The United States Department of Housing and Urban Development’s Point-in-Time count is one of the few ways our government tallies how many people in communities around the United States are experiencing homelessness. Kevin Lindamood, president and CEO of Healthcare for the Homeless, says the problem is much more complex – and growing.

“We look at homelessness as if it’s something that, okay, we’re going to count the number of people, and then we’re going to house that number of people, and we will have solved homelessness,” he says. “It places the focus away from the structures and systems and…byproducts of insufficiently regulated capitalism that produce it in the first place.”

Healthcare for the Homeless provides support services for people experiencing homelessness. Lindamood has worked with the organization for 30 years, giving him a much deeper view of the problem than any short survey.

The two-night Point-in-Time survey is mandated by the United States Department of Housing and Urban Development and depends on volunteers to scan city streets and inside shelters, counting the number of people who don’t have permanent places to go. It’s intended to provide a snapshot of how many people are without secure housing. It just took place here in Baltimore from January 22-23.

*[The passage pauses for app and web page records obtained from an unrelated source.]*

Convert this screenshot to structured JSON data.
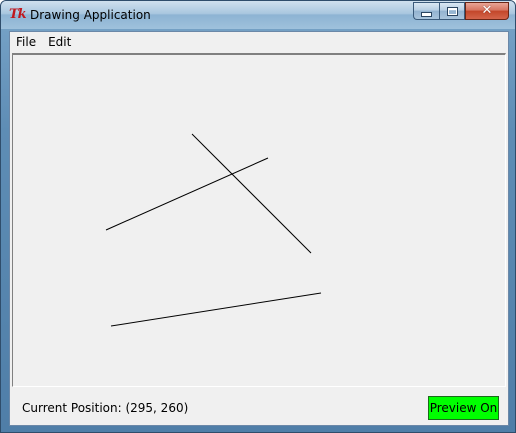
{
  "window": {
    "title": "Drawing Application",
    "icon": "tk-feather-icon",
    "icon_text": "Tk",
    "caption_buttons": {
      "minimize": "minimize-icon",
      "maximize": "maximize-icon",
      "close": "close-icon"
    }
  },
  "menubar": {
    "items": [
      {
        "label": "File"
      },
      {
        "label": "Edit"
      }
    ]
  },
  "canvas": {
    "background": "#f0f0f0",
    "line_color": "#000000"
  },
  "status": {
    "position_text": "Current Position: (295, 260)"
  },
  "preview_button": {
    "label": "Preview On",
    "color": "#00ff00"
  }
}
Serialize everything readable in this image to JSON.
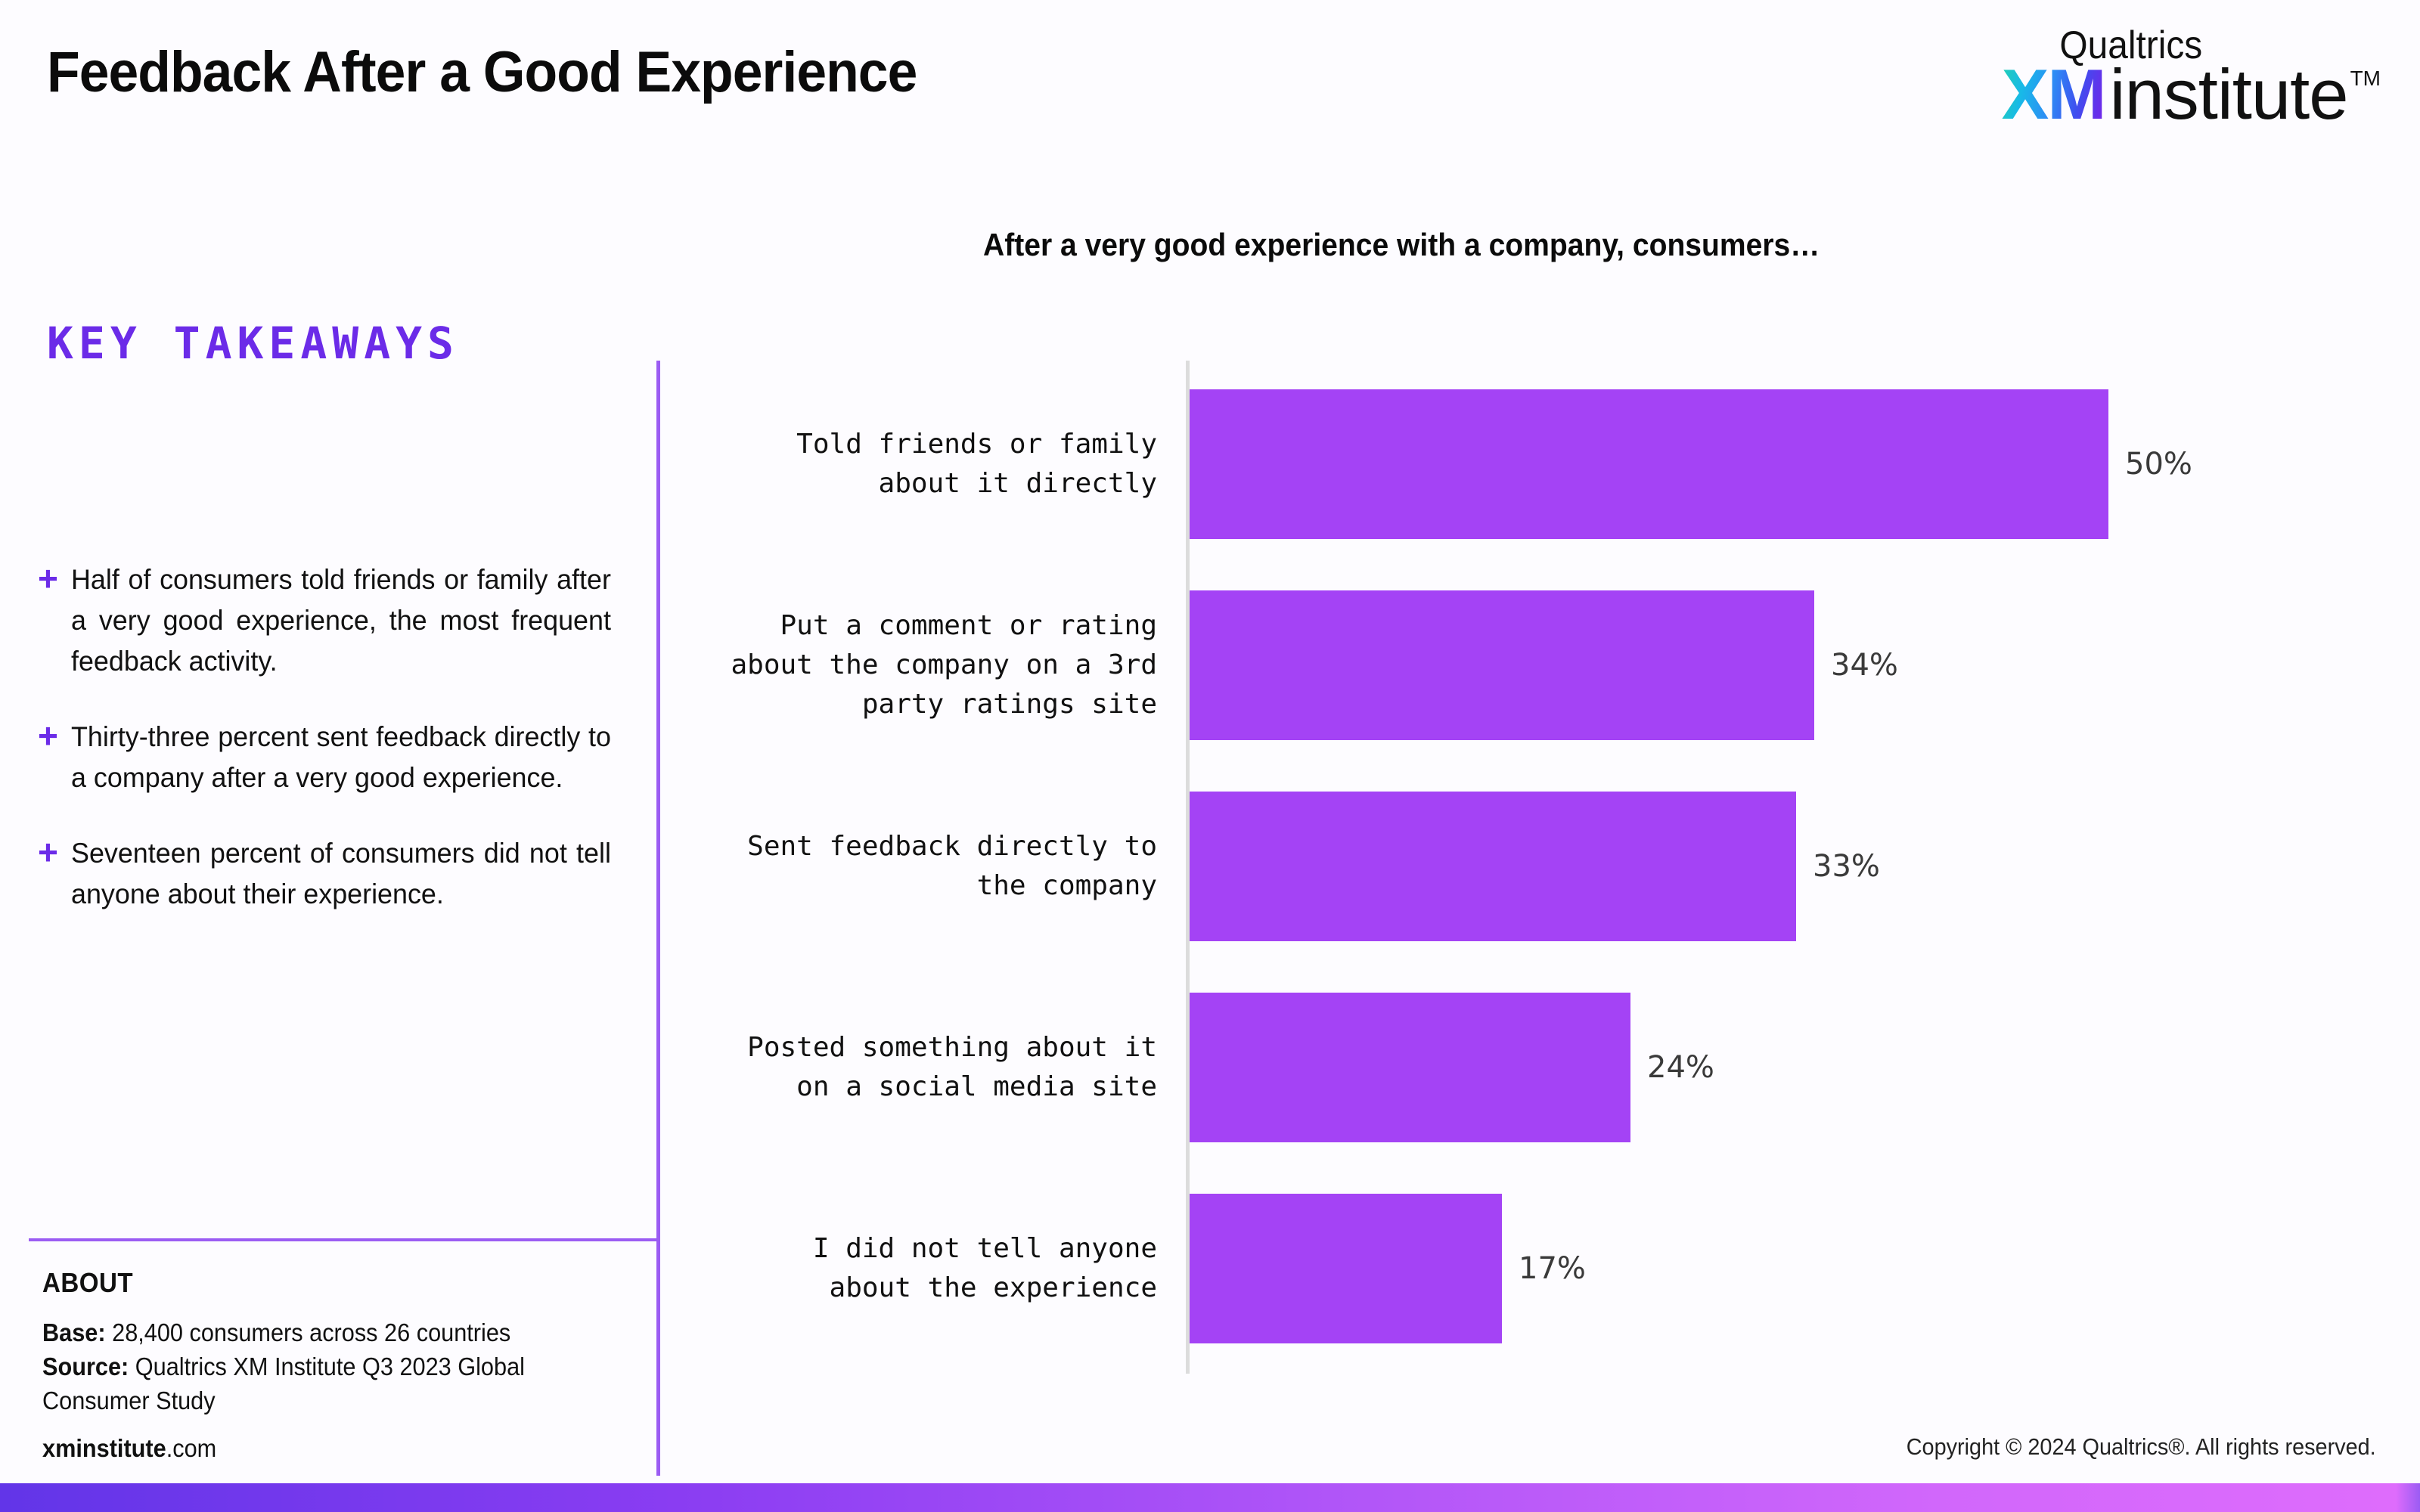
{
  "header": {
    "title": "Feedback After a Good Experience",
    "logo": {
      "brand": "Qualtrics",
      "xm": "XM",
      "institute": "institute",
      "tm": "TM"
    }
  },
  "left_panel": {
    "key_takeaways_title": "KEY TAKEAWAYS",
    "bullet_glyph": "+",
    "takeaways": [
      "Half of consumers told friends or family after a very good experience, the most frequent feedback activity.",
      "Thirty-three percent sent feedback directly to a company after a very good experience.",
      "Seventeen percent of consumers did not tell anyone about their experience."
    ],
    "about": {
      "heading": "ABOUT",
      "base_label": "Base:",
      "base_value": " 28,400 consumers across 26 countries",
      "source_label": "Source:",
      "source_value": " Qualtrics XM Institute Q3 2023 Global Consumer Study",
      "url_bold": "xminstitute",
      "url_rest": ".com"
    }
  },
  "chart_data": {
    "type": "bar",
    "orientation": "horizontal",
    "title": "After a very good experience with a company, consumers…",
    "xlabel": "",
    "ylabel": "",
    "xlim": [
      0,
      55
    ],
    "grid": false,
    "legend": "none",
    "bar_color": "#A443F5",
    "axis_color": "#dcdcdc",
    "value_suffix": "%",
    "categories": [
      "Told friends or family\nabout it directly",
      "Put a comment or rating\nabout the company on a 3rd\nparty ratings site",
      "Sent feedback directly to\nthe company",
      "Posted something about it\non a social media site",
      "I did not tell anyone\nabout the experience"
    ],
    "values": [
      50,
      34,
      33,
      24,
      17
    ],
    "value_labels": [
      "50%",
      "34%",
      "33%",
      "24%",
      "17%"
    ]
  },
  "footer": {
    "copyright": "Copyright © 2024 Qualtrics®. All rights reserved."
  },
  "colors": {
    "accent_purple": "#6B2BE8",
    "divider_purple": "#9B5CF3",
    "bar_purple": "#A443F5",
    "gradient_start": "#6235E8",
    "gradient_end": "#DE6CFC"
  }
}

Last year’s count was conducted in late February. On that night, participants counted 1,597 people experiencing homelessness. Sixty-eight percent of the people counted were men, and 73 percent were Black. A little more than half of those counted were in an emergency shelter at the time of the count. According to the data collected, the number of people without homes in Baltimore City had gone down. But Lindamood has doubts.

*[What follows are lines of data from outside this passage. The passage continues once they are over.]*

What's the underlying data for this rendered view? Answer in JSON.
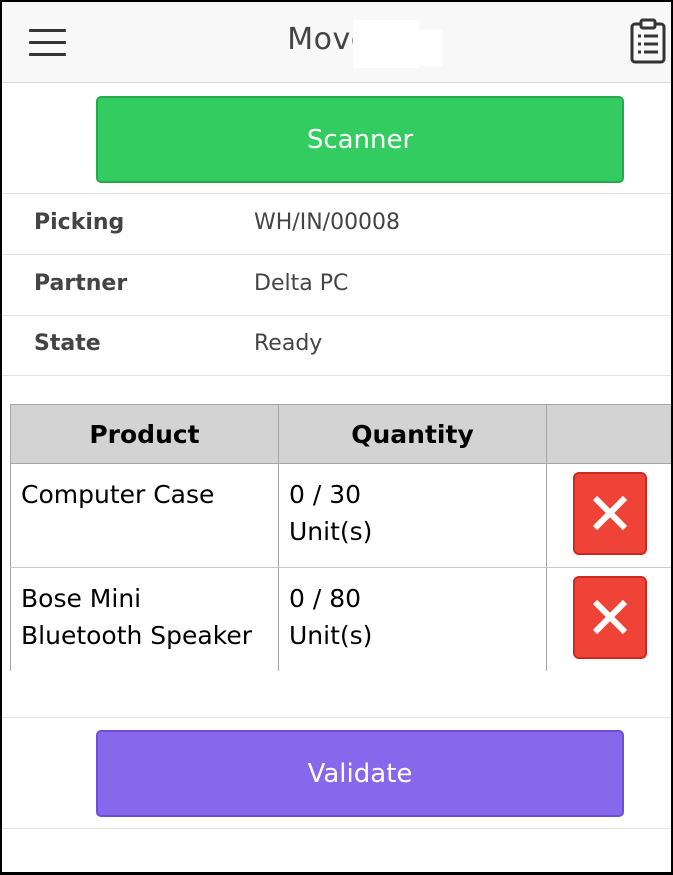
{
  "header": {
    "title": "Moves",
    "menu_icon": "hamburger-menu-icon",
    "clipboard_icon": "clipboard-list-icon"
  },
  "actions": {
    "scanner_label": "Scanner",
    "validate_label": "Validate",
    "scanner_color": "#33cc60",
    "validate_color": "#8768ed",
    "delete_color": "#ef4338"
  },
  "info": {
    "picking_label": "Picking",
    "picking_value": "WH/IN/00008",
    "partner_label": "Partner",
    "partner_value": "Delta PC",
    "state_label": "State",
    "state_value": "Ready"
  },
  "table": {
    "headers": [
      "Product",
      "Quantity",
      ""
    ],
    "rows": [
      {
        "product": "Computer Case",
        "quantity": "0 / 30",
        "unit": "Unit(s)",
        "delete_icon": "close-x-icon"
      },
      {
        "product": "Bose Mini Bluetooth Speaker",
        "quantity": "0 / 80",
        "unit": "Unit(s)",
        "delete_icon": "close-x-icon"
      }
    ]
  }
}
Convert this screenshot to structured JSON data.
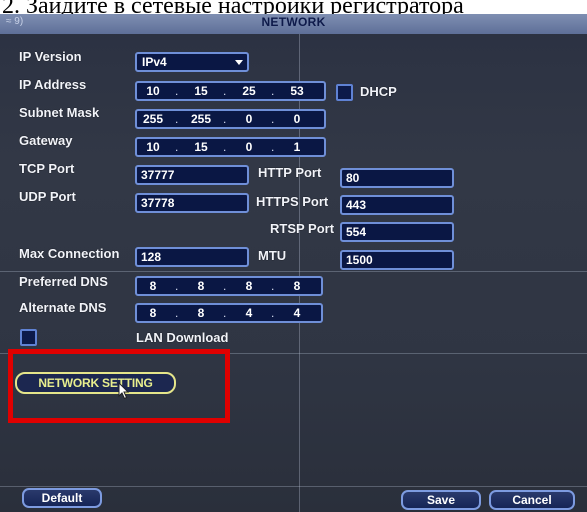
{
  "caption": "2. Зайдите в сетевые настройки регистратора",
  "window": {
    "title": "NETWORK",
    "corner_mark": "≈ 9)"
  },
  "labels": {
    "ip_version": "IP Version",
    "ip_address": "IP Address",
    "subnet_mask": "Subnet Mask",
    "gateway": "Gateway",
    "tcp_port": "TCP Port",
    "udp_port": "UDP Port",
    "http_port": "HTTP Port",
    "https_port": "HTTPS Port",
    "rtsp_port": "RTSP Port",
    "max_connection": "Max Connection",
    "mtu": "MTU",
    "preferred_dns": "Preferred DNS",
    "alternate_dns": "Alternate DNS",
    "dhcp": "DHCP",
    "lan_download": "LAN Download"
  },
  "values": {
    "ip_version": "IPv4",
    "ip_address": [
      "10",
      "15",
      "25",
      "53"
    ],
    "subnet_mask": [
      "255",
      "255",
      "0",
      "0"
    ],
    "gateway": [
      "10",
      "15",
      "0",
      "1"
    ],
    "tcp_port": "37777",
    "udp_port": "37778",
    "http_port": "80",
    "https_port": "443",
    "rtsp_port": "554",
    "max_connection": "128",
    "mtu": "1500",
    "preferred_dns": [
      "8",
      "8",
      "8",
      "8"
    ],
    "alternate_dns": [
      "8",
      "8",
      "4",
      "4"
    ],
    "dot": "."
  },
  "checkboxes": {
    "dhcp_checked": false,
    "lan_download_checked": false
  },
  "buttons": {
    "network_setting": "NETWORK SETTING",
    "default": "Default",
    "save": "Save",
    "cancel": "Cancel"
  },
  "colors": {
    "highlight_box": "#e00000",
    "field_border": "#6f8fd8",
    "panel_bg": "#2f3543"
  }
}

The two-night Point-in-Time survey is mandated by the United States Department of Housing and Urban Development and depends on volunteers to scan city streets and inside shelters, counting the number of people who don’t have permanent places to go.

He explains that the Point-in-Time count only focuses on people who are sleeping on the streets, in shelters, or in transitional housing. That excludes people who could be living on a friend’s couch, or seeking shelter in harder to spot places like abandoned buildings. The count also depends on volunteers.

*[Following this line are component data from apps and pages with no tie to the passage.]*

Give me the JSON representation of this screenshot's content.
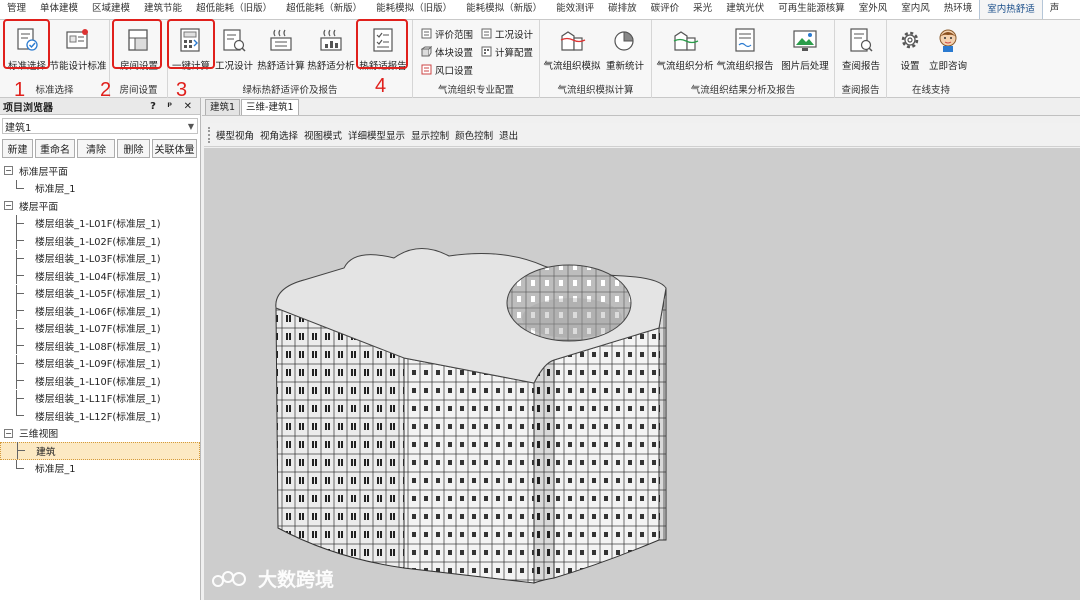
{
  "menu_tabs": [
    "管理",
    "单体建模",
    "区域建模",
    "建筑节能",
    "超低能耗（旧版）",
    "超低能耗（新版）",
    "能耗模拟（旧版）",
    "能耗模拟（新版）",
    "能效测评",
    "碳排放",
    "碳评价",
    "采光",
    "建筑光伏",
    "可再生能源核算",
    "室外风",
    "室内风",
    "热环境",
    "室内热舒适",
    "声"
  ],
  "active_tab": "室内热舒适",
  "ribbon": {
    "groups": [
      {
        "label": "标准选择",
        "buttons": [
          "标准选择",
          "节能设计标准"
        ]
      },
      {
        "label": "房间设置",
        "buttons": [
          "房间设置"
        ]
      },
      {
        "label": "绿标热舒适评价及报告",
        "buttons": [
          "一键计算",
          "工况设计",
          "热舒适计算",
          "热舒适分析",
          "热舒适报告"
        ]
      },
      {
        "label": "气流组织专业配置",
        "small_buttons": [
          "评价范围",
          "体块设置",
          "风口设置",
          "工况设计",
          "计算配置"
        ]
      },
      {
        "label": "气流组织模拟计算",
        "buttons": [
          "气流组织模拟",
          "重新统计"
        ]
      },
      {
        "label": "气流组织结果分析及报告",
        "buttons": [
          "气流组织分析",
          "气流组织报告",
          "图片后处理"
        ]
      },
      {
        "label": "查阅报告",
        "buttons": [
          "查阅报告"
        ]
      },
      {
        "label": "在线支持",
        "buttons": [
          "设置",
          "立即咨询"
        ]
      }
    ]
  },
  "annotations": [
    "1",
    "2",
    "3",
    "4"
  ],
  "left_panel": {
    "title": "项目浏览器",
    "title_controls": "? ᵖ ✕",
    "building_select": "建筑1",
    "buttons": [
      "新建",
      "重命名",
      "清除",
      "删除",
      "关联体量"
    ],
    "tree": [
      {
        "label": "标准层平面",
        "level": 0,
        "expander": "−"
      },
      {
        "label": "标准层_1",
        "level": 1,
        "last": true
      },
      {
        "label": "楼层平面",
        "level": 0,
        "expander": "−"
      },
      {
        "label": "楼层组装_1-L01F(标准层_1)",
        "level": 1
      },
      {
        "label": "楼层组装_1-L02F(标准层_1)",
        "level": 1
      },
      {
        "label": "楼层组装_1-L03F(标准层_1)",
        "level": 1
      },
      {
        "label": "楼层组装_1-L04F(标准层_1)",
        "level": 1
      },
      {
        "label": "楼层组装_1-L05F(标准层_1)",
        "level": 1
      },
      {
        "label": "楼层组装_1-L06F(标准层_1)",
        "level": 1
      },
      {
        "label": "楼层组装_1-L07F(标准层_1)",
        "level": 1
      },
      {
        "label": "楼层组装_1-L08F(标准层_1)",
        "level": 1
      },
      {
        "label": "楼层组装_1-L09F(标准层_1)",
        "level": 1
      },
      {
        "label": "楼层组装_1-L10F(标准层_1)",
        "level": 1
      },
      {
        "label": "楼层组装_1-L11F(标准层_1)",
        "level": 1
      },
      {
        "label": "楼层组装_1-L12F(标准层_1)",
        "level": 1,
        "last": true
      },
      {
        "label": "三维视图",
        "level": 0,
        "expander": "−"
      },
      {
        "label": "建筑",
        "level": 1,
        "selected": true
      },
      {
        "label": "标准层_1",
        "level": 1,
        "last": true
      }
    ]
  },
  "doc_tabs": [
    "建筑1",
    "三维-建筑1"
  ],
  "active_doc_tab": "三维-建筑1",
  "toolbar_items": [
    "模型视角",
    "视角选择",
    "视图模式",
    "详细模型显示",
    "显示控制",
    "颜色控制",
    "退出"
  ],
  "watermark": "大数跨境",
  "colors": {
    "annotation": "#e0201c",
    "viewport_bg": "#cdcdcd",
    "accent": "#1a4e8a"
  }
}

Once you start to look at the way the data is gathered all across the country, it’s even harder to draw one solid conclusion.

“There’s not really a consistent way that the count is held community  to community besides some broad guidelines,” Lindamood says. “At the exact same time, I think it’s entirely appropriate to collect the data year to year. I think it can tell us some things.” 

One factor that Lindamood thinks should be included in this kind of data collection is the number of people who are rent-burdened — people who pay more than 50 percent of their income for rent and, as such, are also at extreme risk of homelessness. 

“Housing, especially in the private market, has continued to increase, and we’re seeing it continue to increase again, far higher than wages,” he says. “You see people just completely caught in that gap, where they can’t afford market-rate housing, and there’s not enough subsidized housing for them to access.”

The problems with data collection influence the way that data is used by politicians and organizations “to make these sweeping claims that homelessness is decreasing.”

Lindamood says here in Baltimore, leaders are not doing a bad job of addressing the issue of homelessness. But there’s only so much they can do, he says. This is a problem that won’t be solved without federal support. He says Mayor Brandon Scott’s administration has been a willing partner in providing aid locally. Scott promised millions in federal funding towards alleviating the problem, but the money has been slow coming

“We have a housing commissioner now who, unlike previous housing commissioners, has really been focused on homelessness and trying to identify more ways of leveraging the tools that they have to produce housing that’s available to extremely low-income people,” Lindamood said. 

“Those tools, though, take an inordinate amount of time when you’re talking about actually structurally creating units that are accessible to those at the very low in the lowest income of that scale.”

Councilwoman Odette Ramos’ inclusionary housing bill (22-0195) is set to go before the city council in the coming weeks. It’s intended to fix problems in a former inclusionary housing bill that allowed developers to bypass requirements that they include more affordably priced housing in their projects. It would also give up to $1,500 a month in rental assistance for housing emergencies.

“Our council has taken housing and affordable housing very, very seriously. So we continue the fight with you. We recommit ourselves to be in this fight with you,” Ramos said to a crowd gathered to mark Homeless Persons’ Memorial Day in December. 

Lindamood said the fight to end homelessness has always been urgent, and the need is only growing. He says he sees a rise in the number of women who are experiencing homelessness — and that could mean that whole families are being affected. 

“We’re poised to see, I fear, growing homelessness among entire intact families that can’t make ends meet. And we know that homelessness rips people, rips families apart, and that so often results in premature mortality,” he says.

Lisa Snowden is Editor-in-Chief and cofounder of Baltimore Beat. Previously, she was an editor at Baltimore City Paper, Baltimore Sun, and The Real News Network. Her work has also appeared in Essence,...